JB: I believe that it is normal for rich provinces in any federation to help poor provinces – I think the federation would mean nothing if that didn’t happen. But the form of the assistance is very important. If the form of assistance is one that encourages people to make an extra effort themselves — that is good. But if the form of the assistance, on the other hand, is something like Unemployment Insurance where the same rate of Unemployment Insurance is paid right across Canada – that can have the effect, in poorer provinces, of making it impossible to set up a business because no employer trying to set up a business in the difficult conditions of the poorer province will be able to pay more than welfare. He is competing with welfare and if welfare is too high he won’t be able to compete for labour with the welfare system. And that seems to be a part of what has happened in the Maritimes. Your Unemployment Insurance has actually ensured unemployment.

FC: Some of the observers of Ireland point to the subsidies from the EU that went to Ireland and credit much of the so-called Celtic Tiger economy to those subsidies. Do you agree with that?

JB: It has been a big help but even at the maximum EU subsidies annually were coming to no more than about 3% of GDP whereas in Newfoundland federal subsidies were coming to 25% of GDP and when we were getting 3 ½ % EU subsidies we were still growing at 9% so it wasn’t the main reason for our growth. However, having said that it has been very helpful in the area of training – particularly technical training. It has been helpful in the development of roads. Probably it has been helpful so far as agriculture is concerned because the EU’s common agricultural policy where it has given a great deal of money to rural areas it has maintained income levels in rural areas quite generously it has slowed down the natural rate of adjustment of Irish agriculture so that, comparatively speaking, thanks to the EU Irish agriculture may be better off than it was since joining the EU but structurally it is much less efficient.

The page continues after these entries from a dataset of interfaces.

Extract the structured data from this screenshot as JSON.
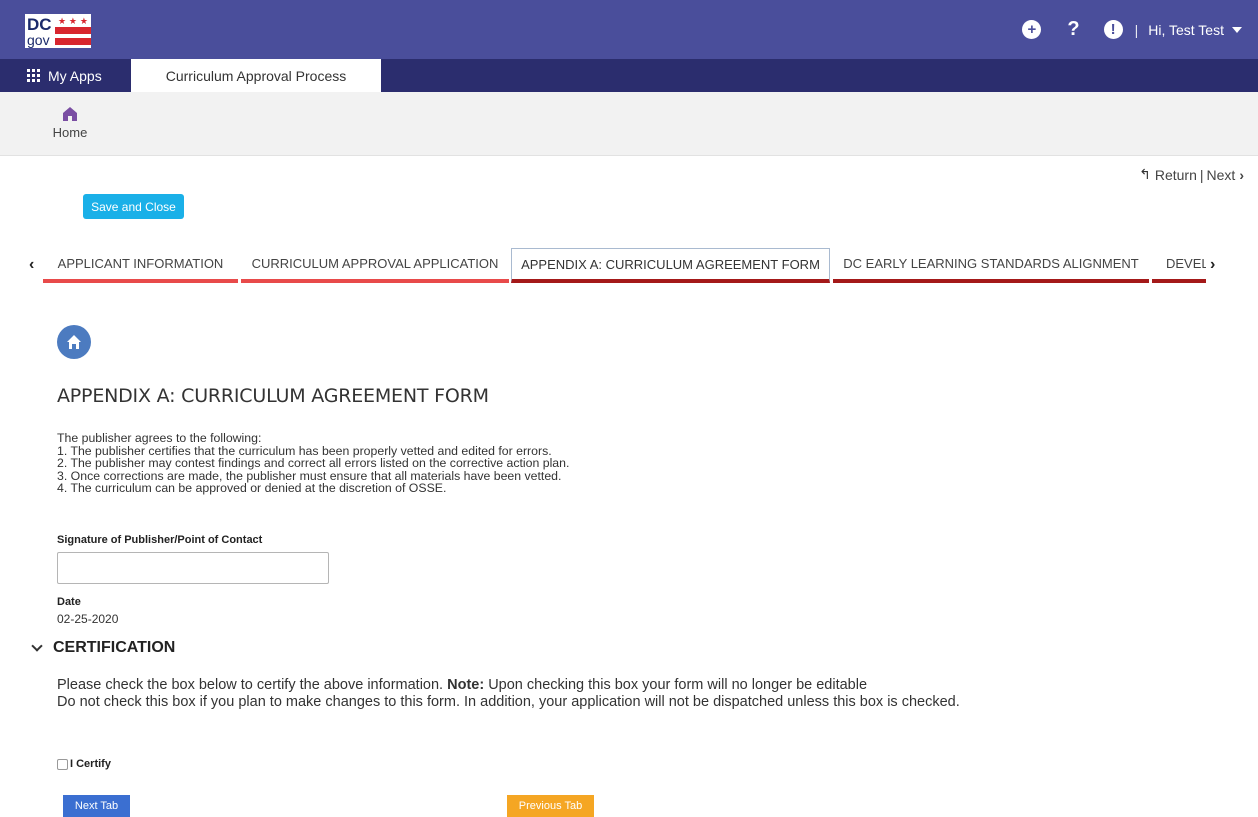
{
  "header": {
    "logo_text_top": "DC",
    "logo_text_bottom": "gov",
    "add_icon": "plus-circle-icon",
    "help_icon": "question-icon",
    "alert_icon": "exclamation-circle-icon",
    "separator": "|",
    "user_greeting": "Hi, Test Test",
    "colors": {
      "topbar": "#4a4e9b",
      "appbar": "#2b2d6e"
    }
  },
  "app_nav": {
    "my_apps_label": "My Apps",
    "current_app_tab": "Curriculum Approval Process"
  },
  "home_nav": {
    "home_label": "Home"
  },
  "page_nav": {
    "return_label": "Return",
    "separator": "|",
    "next_label": "Next"
  },
  "actions": {
    "save_close_label": "Save and Close"
  },
  "tabs": [
    {
      "label": "APPLICANT INFORMATION"
    },
    {
      "label": "CURRICULUM APPROVAL APPLICATION"
    },
    {
      "label": "APPENDIX A: CURRICULUM AGREEMENT FORM"
    },
    {
      "label": "DC EARLY LEARNING STANDARDS ALIGNMENT"
    },
    {
      "label": "DEVELOPMENTAL"
    }
  ],
  "form": {
    "title": "APPENDIX A: CURRICULUM AGREEMENT FORM",
    "agreement_lines": [
      "The publisher agrees to the following:",
      "1. The publisher certifies that the curriculum has been properly vetted and edited for errors.",
      "2. The publisher may contest findings and correct all errors listed on the corrective action plan.",
      "3. Once corrections are made, the publisher must ensure that all materials have been vetted.",
      "4. The curriculum can be approved or denied at the discretion of OSSE."
    ],
    "signature_label": "Signature of Publisher/Point of Contact",
    "signature_value": "",
    "date_label": "Date",
    "date_value": "02-25-2020"
  },
  "certification": {
    "heading": "CERTIFICATION",
    "text_intro": "Please check the box below to certify the above information. ",
    "text_note_label": "Note:",
    "text_note": " Upon checking this box your form will no longer be editable",
    "text_line2": "Do not check this box if you plan to make changes to this form. In addition, your application will not be dispatched unless this box is checked.",
    "checkbox_label": "I Certify",
    "checked": false
  },
  "footer_buttons": {
    "next_tab_label": "Next Tab",
    "previous_tab_label": "Previous Tab"
  }
}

FC: Ireland has committed itself to a common European currency and to further integration into the EU. Critics have warned that oppressive bureaucracies in Brussels can be even more harmful than ones in Dublin. Do you support the move into the EU and why?

JB: The so-called bureaucracy in the European Commission is a very small bureaucracy. I would imagine that London city council has more people employed than the European Commission yet we don’t hear as many complaints about that bureaucracy from the British critics of EU as we do of the European Commission. The European Commission is a small bureaucracy doing a very big job well.

FC: You mentioned yesterday that Ireland had effectively become a part of the American economy.

JB: Ireland is a part of the American economy in so far as so much of our business is American companies – investing in Ireland is a gateway to Europe — yet, politically, we are part of the European economy and but economically-wise we are part of the American economy. So there is a tension in Ireland. At the moment that tension seems to be working to our advantage but there is always the possibility that things could work otherwise.